- Opening Delimiter -

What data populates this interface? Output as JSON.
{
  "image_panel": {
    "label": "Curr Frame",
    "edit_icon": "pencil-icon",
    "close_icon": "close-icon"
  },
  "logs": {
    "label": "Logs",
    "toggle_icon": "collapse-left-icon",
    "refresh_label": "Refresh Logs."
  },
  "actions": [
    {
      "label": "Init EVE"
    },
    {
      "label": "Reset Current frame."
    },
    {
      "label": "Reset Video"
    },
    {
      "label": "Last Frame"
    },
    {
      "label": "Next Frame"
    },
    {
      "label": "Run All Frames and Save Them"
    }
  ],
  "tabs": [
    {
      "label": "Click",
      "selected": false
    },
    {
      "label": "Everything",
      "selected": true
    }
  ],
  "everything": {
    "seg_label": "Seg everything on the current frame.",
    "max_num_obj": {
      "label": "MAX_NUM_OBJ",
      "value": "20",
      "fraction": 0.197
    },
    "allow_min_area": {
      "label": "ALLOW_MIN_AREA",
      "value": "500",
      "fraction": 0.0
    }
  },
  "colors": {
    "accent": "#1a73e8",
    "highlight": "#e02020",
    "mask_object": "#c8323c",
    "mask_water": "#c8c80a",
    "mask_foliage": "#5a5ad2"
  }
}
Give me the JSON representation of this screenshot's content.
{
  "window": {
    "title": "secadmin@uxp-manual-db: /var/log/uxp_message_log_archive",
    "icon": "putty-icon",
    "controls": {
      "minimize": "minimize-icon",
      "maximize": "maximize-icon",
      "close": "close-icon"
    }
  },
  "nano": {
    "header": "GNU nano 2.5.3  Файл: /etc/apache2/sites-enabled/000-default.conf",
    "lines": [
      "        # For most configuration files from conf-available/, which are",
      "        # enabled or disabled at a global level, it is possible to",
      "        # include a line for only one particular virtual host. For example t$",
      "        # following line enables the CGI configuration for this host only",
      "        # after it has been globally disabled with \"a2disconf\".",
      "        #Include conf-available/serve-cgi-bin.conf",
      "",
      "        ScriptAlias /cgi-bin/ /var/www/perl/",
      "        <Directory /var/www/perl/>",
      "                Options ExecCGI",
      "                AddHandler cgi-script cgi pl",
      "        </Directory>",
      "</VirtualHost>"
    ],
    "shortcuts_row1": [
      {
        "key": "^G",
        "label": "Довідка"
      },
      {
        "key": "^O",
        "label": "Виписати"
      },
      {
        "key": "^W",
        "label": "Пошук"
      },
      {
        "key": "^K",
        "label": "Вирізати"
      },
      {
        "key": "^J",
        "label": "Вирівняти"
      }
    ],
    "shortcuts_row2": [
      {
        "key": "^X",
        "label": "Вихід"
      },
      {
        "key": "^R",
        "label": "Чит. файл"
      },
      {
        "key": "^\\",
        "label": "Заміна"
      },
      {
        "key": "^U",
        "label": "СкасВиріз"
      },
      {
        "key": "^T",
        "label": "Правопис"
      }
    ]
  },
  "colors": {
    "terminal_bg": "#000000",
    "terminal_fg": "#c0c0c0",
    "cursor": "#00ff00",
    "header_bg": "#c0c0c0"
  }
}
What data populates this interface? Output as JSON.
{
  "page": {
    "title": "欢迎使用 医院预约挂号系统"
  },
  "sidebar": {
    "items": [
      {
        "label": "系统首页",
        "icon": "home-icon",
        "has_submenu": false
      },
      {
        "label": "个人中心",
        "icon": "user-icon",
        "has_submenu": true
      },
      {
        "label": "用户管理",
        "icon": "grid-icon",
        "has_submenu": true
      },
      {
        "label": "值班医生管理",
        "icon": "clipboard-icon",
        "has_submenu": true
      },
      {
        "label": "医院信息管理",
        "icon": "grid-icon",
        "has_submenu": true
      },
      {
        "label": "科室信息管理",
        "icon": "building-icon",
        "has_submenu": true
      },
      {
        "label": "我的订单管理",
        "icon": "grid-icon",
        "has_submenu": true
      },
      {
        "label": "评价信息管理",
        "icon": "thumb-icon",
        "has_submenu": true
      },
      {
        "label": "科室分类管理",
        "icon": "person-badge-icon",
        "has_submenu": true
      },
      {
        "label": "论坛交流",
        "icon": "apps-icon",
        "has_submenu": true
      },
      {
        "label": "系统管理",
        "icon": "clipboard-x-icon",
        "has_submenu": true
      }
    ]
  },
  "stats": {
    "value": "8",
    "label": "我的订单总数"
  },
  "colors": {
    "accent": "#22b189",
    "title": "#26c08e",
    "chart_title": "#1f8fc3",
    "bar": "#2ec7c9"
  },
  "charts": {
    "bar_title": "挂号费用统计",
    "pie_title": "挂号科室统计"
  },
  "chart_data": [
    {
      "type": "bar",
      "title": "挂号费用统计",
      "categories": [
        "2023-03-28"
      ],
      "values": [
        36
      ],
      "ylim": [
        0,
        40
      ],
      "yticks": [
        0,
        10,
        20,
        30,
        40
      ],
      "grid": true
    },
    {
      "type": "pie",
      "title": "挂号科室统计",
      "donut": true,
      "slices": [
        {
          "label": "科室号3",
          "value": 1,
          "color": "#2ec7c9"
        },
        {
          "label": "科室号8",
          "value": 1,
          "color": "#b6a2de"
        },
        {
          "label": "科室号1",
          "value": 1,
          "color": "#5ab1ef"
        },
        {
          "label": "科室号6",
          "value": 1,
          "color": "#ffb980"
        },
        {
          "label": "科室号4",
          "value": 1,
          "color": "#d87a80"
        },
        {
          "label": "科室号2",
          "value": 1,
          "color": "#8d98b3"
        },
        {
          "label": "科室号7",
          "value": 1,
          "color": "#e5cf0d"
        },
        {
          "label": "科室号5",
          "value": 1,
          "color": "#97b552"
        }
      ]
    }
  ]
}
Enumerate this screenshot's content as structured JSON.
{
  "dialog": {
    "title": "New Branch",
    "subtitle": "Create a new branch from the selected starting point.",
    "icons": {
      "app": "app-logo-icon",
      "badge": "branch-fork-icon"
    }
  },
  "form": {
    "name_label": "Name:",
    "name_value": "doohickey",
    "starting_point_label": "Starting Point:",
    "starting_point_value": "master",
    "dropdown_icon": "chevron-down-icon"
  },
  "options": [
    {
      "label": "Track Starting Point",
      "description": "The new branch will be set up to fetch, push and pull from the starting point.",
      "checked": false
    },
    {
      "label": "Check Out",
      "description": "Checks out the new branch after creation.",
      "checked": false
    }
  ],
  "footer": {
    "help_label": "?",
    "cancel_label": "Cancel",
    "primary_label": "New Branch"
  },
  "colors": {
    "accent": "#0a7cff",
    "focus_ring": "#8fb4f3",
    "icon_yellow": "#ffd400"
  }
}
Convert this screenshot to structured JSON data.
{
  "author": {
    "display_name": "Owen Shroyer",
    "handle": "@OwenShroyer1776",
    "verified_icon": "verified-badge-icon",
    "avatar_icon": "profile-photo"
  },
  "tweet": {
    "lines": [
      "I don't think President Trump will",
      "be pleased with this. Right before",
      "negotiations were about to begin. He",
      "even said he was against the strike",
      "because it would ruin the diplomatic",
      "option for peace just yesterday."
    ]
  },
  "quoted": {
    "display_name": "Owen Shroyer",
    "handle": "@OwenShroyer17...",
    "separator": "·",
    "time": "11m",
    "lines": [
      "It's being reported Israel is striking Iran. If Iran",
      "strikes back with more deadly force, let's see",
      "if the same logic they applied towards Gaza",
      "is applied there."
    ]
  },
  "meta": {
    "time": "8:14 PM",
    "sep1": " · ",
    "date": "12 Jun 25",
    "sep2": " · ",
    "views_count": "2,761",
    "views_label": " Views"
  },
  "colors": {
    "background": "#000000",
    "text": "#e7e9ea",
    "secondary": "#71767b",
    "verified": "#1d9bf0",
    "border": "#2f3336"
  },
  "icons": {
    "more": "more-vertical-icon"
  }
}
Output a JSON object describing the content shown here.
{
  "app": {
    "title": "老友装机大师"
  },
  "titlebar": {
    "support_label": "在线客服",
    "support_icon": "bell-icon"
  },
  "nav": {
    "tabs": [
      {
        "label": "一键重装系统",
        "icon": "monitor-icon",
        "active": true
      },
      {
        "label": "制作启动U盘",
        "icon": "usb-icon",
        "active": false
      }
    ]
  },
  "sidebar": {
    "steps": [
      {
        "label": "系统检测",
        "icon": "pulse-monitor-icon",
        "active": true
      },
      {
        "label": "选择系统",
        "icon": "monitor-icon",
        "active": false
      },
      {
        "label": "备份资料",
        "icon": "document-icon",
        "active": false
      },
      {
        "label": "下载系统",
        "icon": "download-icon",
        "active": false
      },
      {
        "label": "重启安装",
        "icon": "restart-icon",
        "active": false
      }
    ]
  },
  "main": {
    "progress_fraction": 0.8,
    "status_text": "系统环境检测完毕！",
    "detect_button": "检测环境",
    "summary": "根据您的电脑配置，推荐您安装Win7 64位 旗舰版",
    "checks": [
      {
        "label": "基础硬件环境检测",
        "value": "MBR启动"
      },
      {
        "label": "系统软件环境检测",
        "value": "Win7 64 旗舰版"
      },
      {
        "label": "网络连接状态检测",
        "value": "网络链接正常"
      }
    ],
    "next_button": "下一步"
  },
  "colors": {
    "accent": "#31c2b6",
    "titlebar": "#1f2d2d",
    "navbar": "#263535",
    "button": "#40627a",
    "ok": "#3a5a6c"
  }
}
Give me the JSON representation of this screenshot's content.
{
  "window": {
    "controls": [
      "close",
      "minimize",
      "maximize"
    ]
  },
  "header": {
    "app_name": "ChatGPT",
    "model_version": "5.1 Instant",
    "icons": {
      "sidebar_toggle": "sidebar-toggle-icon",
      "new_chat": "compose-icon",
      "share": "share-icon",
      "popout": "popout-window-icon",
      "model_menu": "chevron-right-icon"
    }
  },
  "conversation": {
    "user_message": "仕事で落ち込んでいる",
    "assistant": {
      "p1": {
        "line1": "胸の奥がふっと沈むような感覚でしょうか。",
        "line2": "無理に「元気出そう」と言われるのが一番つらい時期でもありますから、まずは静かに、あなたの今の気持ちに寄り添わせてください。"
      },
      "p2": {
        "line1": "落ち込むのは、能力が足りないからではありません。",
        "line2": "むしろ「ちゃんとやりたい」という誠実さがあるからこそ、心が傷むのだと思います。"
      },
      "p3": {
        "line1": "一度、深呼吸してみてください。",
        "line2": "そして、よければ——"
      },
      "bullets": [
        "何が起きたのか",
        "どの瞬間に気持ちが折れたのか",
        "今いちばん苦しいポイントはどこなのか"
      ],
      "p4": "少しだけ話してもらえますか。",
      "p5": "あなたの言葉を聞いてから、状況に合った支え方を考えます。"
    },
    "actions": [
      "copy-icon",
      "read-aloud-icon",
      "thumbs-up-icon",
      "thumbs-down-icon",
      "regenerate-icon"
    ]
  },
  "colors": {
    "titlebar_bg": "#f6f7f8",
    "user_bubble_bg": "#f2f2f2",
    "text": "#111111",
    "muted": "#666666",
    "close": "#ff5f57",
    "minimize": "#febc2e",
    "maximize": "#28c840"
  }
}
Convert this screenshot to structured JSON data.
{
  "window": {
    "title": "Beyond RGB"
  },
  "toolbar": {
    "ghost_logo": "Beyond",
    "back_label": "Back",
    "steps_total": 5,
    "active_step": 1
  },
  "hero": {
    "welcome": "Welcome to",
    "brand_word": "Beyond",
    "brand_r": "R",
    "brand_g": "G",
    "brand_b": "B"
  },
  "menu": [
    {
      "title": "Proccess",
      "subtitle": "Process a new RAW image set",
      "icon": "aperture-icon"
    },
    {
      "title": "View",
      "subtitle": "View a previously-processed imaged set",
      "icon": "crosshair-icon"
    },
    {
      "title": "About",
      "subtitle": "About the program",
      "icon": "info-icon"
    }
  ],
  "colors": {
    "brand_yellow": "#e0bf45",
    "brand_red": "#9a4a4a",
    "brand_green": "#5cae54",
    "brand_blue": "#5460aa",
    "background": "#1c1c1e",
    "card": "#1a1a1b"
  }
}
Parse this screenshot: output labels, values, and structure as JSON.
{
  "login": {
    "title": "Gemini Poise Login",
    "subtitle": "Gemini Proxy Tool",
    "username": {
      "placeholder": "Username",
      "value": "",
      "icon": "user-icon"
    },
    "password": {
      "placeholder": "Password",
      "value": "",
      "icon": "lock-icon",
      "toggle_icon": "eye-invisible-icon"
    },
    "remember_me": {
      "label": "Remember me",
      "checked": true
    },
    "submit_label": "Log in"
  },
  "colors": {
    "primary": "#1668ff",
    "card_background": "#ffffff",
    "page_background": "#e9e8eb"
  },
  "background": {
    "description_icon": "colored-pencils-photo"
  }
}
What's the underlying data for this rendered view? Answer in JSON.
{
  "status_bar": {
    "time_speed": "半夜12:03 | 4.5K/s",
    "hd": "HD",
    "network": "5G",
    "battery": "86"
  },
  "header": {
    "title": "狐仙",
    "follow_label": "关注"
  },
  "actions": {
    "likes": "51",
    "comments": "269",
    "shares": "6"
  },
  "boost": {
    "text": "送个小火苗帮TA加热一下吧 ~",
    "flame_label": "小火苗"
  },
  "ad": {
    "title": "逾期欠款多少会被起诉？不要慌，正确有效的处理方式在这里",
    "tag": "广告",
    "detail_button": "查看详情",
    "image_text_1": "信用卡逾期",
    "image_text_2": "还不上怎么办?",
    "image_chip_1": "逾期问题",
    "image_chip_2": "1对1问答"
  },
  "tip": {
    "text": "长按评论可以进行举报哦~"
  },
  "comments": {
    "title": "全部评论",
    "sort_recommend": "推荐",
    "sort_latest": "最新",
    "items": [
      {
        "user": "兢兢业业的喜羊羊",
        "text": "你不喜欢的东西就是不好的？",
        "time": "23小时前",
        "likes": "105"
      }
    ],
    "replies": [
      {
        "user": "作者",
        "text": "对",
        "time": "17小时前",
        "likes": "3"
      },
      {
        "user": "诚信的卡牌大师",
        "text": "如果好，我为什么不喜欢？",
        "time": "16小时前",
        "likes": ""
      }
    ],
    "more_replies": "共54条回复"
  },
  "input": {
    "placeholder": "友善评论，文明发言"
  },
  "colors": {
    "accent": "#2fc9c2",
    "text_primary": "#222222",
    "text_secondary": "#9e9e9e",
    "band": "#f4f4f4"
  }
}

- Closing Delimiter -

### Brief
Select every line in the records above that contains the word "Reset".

### Answer to this task
      "label": "Reset Current frame."
      "label": "Reset Video"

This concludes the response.